YOUR INSTRUCTIONS:
For this exercise, print the records below verbatim.

-.-.-

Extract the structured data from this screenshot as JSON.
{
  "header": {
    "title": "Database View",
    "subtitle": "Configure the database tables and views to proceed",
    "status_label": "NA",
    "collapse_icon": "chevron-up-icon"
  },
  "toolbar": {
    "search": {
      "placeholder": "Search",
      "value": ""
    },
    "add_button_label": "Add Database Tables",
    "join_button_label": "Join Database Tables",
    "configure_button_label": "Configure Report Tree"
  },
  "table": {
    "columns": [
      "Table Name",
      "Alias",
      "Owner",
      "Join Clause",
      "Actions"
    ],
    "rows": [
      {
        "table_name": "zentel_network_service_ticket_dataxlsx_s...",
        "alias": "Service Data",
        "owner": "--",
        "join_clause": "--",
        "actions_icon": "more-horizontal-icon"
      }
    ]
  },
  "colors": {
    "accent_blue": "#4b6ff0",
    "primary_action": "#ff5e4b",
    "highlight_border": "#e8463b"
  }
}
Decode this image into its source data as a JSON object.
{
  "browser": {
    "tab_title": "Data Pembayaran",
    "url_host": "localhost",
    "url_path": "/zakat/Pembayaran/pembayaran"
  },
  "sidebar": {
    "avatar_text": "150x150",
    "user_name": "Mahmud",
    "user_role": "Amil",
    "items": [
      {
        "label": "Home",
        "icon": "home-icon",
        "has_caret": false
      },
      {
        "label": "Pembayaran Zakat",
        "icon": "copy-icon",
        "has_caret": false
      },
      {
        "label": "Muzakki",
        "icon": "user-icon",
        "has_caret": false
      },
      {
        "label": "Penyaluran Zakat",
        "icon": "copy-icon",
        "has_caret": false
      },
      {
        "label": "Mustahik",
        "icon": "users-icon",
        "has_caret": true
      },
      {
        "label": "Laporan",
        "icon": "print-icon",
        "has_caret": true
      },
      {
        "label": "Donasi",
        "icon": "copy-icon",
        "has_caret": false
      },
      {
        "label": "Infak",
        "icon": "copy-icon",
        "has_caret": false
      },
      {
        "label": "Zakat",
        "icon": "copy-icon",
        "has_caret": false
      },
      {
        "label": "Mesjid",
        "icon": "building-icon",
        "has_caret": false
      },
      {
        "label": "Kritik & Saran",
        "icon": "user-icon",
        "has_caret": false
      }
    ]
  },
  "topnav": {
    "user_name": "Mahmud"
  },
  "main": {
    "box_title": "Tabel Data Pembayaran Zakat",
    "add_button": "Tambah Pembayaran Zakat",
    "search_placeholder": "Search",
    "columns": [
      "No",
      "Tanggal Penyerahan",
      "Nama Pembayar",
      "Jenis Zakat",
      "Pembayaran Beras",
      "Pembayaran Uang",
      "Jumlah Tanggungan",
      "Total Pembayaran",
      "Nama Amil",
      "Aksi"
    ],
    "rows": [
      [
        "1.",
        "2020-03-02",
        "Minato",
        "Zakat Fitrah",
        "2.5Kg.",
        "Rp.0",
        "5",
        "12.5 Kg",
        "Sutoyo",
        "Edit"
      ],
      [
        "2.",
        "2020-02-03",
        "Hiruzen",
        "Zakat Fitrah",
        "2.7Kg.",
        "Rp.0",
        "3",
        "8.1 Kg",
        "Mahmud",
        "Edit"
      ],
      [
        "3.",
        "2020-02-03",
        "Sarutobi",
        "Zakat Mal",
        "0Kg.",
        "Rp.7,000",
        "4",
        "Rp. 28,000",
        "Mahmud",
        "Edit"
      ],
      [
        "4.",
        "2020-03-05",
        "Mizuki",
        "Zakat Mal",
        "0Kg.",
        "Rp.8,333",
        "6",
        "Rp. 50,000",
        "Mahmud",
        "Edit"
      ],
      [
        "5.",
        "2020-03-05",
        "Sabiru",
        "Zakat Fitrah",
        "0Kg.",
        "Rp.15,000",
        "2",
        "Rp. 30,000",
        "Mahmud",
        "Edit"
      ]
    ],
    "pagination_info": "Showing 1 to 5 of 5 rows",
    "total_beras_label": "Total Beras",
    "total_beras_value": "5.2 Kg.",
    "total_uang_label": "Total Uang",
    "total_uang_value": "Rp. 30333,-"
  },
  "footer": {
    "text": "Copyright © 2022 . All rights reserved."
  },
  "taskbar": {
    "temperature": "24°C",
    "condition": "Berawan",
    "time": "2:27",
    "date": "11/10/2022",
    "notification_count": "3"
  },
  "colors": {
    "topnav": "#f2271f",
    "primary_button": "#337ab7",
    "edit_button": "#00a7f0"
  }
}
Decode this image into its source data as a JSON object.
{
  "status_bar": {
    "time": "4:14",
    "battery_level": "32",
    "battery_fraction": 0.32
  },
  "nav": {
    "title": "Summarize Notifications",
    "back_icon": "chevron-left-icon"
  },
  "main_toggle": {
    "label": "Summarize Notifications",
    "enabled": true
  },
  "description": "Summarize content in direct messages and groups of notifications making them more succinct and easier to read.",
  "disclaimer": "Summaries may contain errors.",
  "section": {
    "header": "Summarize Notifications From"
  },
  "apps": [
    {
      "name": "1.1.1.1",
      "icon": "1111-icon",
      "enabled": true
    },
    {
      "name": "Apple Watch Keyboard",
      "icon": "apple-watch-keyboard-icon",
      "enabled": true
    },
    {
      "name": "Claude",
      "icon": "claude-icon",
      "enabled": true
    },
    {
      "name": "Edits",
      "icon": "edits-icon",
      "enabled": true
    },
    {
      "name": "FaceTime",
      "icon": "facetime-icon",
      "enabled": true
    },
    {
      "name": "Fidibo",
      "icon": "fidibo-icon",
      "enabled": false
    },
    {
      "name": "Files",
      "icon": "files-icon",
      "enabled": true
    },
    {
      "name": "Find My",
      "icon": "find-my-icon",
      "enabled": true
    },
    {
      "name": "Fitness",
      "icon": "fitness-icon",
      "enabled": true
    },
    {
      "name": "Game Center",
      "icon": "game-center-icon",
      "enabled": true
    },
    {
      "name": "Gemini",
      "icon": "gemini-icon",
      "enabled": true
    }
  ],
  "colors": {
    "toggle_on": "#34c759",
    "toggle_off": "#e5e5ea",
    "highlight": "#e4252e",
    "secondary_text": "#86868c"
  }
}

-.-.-

TASK ANSWER:
Extract the structured data from this screenshot as JSON.
{
  "header": {
    "title": "Database View",
    "subtitle": "Configure the database tables and views to proceed",
    "status_label": "NA",
    "collapse_icon": "chevron-up-icon"
  },
  "toolbar": {
    "search": {
      "placeholder": "Search",
      "value": ""
    },
    "add_button_label": "Add Database Tables",
    "join_button_label": "Join Database Tables",
    "configure_button_label": "Configure Report Tree"
  },
  "table": {
    "columns": [
      "Table Name",
      "Alias",
      "Owner",
      "Join Clause",
      "Actions"
    ],
    "rows": [
      {
        "table_name": "zentel_network_service_ticket_dataxlsx_s...",
        "alias": "Service Data",
        "owner": "--",
        "join_clause": "--",
        "actions_icon": "more-horizontal-icon"
      }
    ]
  },
  "colors": {
    "accent_blue": "#4b6ff0",
    "primary_action": "#ff5e4b",
    "highlight_border": "#e8463b"
  }
}
Decode this image into its source data as a JSON object.
{
  "browser": {
    "tab_title": "Data Pembayaran",
    "url_host": "localhost",
    "url_path": "/zakat/Pembayaran/pembayaran"
  },
  "sidebar": {
    "avatar_text": "150x150",
    "user_name": "Mahmud",
    "user_role": "Amil",
    "items": [
      {
        "label": "Home",
        "icon": "home-icon",
        "has_caret": false
      },
      {
        "label": "Pembayaran Zakat",
        "icon": "copy-icon",
        "has_caret": false
      },
      {
        "label": "Muzakki",
        "icon": "user-icon",
        "has_caret": false
      },
      {
        "label": "Penyaluran Zakat",
        "icon": "copy-icon",
        "has_caret": false
      },
      {
        "label": "Mustahik",
        "icon": "users-icon",
        "has_caret": true
      },
      {
        "label": "Laporan",
        "icon": "print-icon",
        "has_caret": true
      },
      {
        "label": "Donasi",
        "icon": "copy-icon",
        "has_caret": false
      },
      {
        "label": "Infak",
        "icon": "copy-icon",
        "has_caret": false
      },
      {
        "label": "Zakat",
        "icon": "copy-icon",
        "has_caret": false
      },
      {
        "label": "Mesjid",
        "icon": "building-icon",
        "has_caret": false
      },
      {
        "label": "Kritik & Saran",
        "icon": "user-icon",
        "has_caret": false
      }
    ]
  },
  "topnav": {
    "user_name": "Mahmud"
  },
  "main": {
    "box_title": "Tabel Data Pembayaran Zakat",
    "add_button": "Tambah Pembayaran Zakat",
    "search_placeholder": "Search",
    "columns": [
      "No",
      "Tanggal Penyerahan",
      "Nama Pembayar",
      "Jenis Zakat",
      "Pembayaran Beras",
      "Pembayaran Uang",
      "Jumlah Tanggungan",
      "Total Pembayaran",
      "Nama Amil",
      "Aksi"
    ],
    "rows": [
      [
        "1.",
        "2020-03-02",
        "Minato",
        "Zakat Fitrah",
        "2.5Kg.",
        "Rp.0",
        "5",
        "12.5 Kg",
        "Sutoyo",
        "Edit"
      ],
      [
        "2.",
        "2020-02-03",
        "Hiruzen",
        "Zakat Fitrah",
        "2.7Kg.",
        "Rp.0",
        "3",
        "8.1 Kg",
        "Mahmud",
        "Edit"
      ],
      [
        "3.",
        "2020-02-03",
        "Sarutobi",
        "Zakat Mal",
        "0Kg.",
        "Rp.7,000",
        "4",
        "Rp. 28,000",
        "Mahmud",
        "Edit"
      ],
      [
        "4.",
        "2020-03-05",
        "Mizuki",
        "Zakat Mal",
        "0Kg.",
        "Rp.8,333",
        "6",
        "Rp. 50,000",
        "Mahmud",
        "Edit"
      ],
      [
        "5.",
        "2020-03-05",
        "Sabiru",
        "Zakat Fitrah",
        "0Kg.",
        "Rp.15,000",
        "2",
        "Rp. 30,000",
        "Mahmud",
        "Edit"
      ]
    ],
    "pagination_info": "Showing 1 to 5 of 5 rows",
    "total_beras_label": "Total Beras",
    "total_beras_value": "5.2 Kg.",
    "total_uang_label": "Total Uang",
    "total_uang_value": "Rp. 30333,-"
  },
  "footer": {
    "text": "Copyright © 2022 . All rights reserved."
  },
  "taskbar": {
    "temperature": "24°C",
    "condition": "Berawan",
    "time": "2:27",
    "date": "11/10/2022",
    "notification_count": "3"
  },
  "colors": {
    "topnav": "#f2271f",
    "primary_button": "#337ab7",
    "edit_button": "#00a7f0"
  }
}
Decode this image into its source data as a JSON object.
{
  "status_bar": {
    "time": "4:14",
    "battery_level": "32",
    "battery_fraction": 0.32
  },
  "nav": {
    "title": "Summarize Notifications",
    "back_icon": "chevron-left-icon"
  },
  "main_toggle": {
    "label": "Summarize Notifications",
    "enabled": true
  },
  "description": "Summarize content in direct messages and groups of notifications making them more succinct and easier to read.",
  "disclaimer": "Summaries may contain errors.",
  "section": {
    "header": "Summarize Notifications From"
  },
  "apps": [
    {
      "name": "1.1.1.1",
      "icon": "1111-icon",
      "enabled": true
    },
    {
      "name": "Apple Watch Keyboard",
      "icon": "apple-watch-keyboard-icon",
      "enabled": true
    },
    {
      "name": "Claude",
      "icon": "claude-icon",
      "enabled": true
    },
    {
      "name": "Edits",
      "icon": "edits-icon",
      "enabled": true
    },
    {
      "name": "FaceTime",
      "icon": "facetime-icon",
      "enabled": true
    },
    {
      "name": "Fidibo",
      "icon": "fidibo-icon",
      "enabled": false
    },
    {
      "name": "Files",
      "icon": "files-icon",
      "enabled": true
    },
    {
      "name": "Find My",
      "icon": "find-my-icon",
      "enabled": true
    },
    {
      "name": "Fitness",
      "icon": "fitness-icon",
      "enabled": true
    },
    {
      "name": "Game Center",
      "icon": "game-center-icon",
      "enabled": true
    },
    {
      "name": "Gemini",
      "icon": "gemini-icon",
      "enabled": true
    }
  ],
  "colors": {
    "toggle_on": "#34c759",
    "toggle_off": "#e5e5ea",
    "highlight": "#e4252e",
    "secondary_text": "#86868c"
  }
}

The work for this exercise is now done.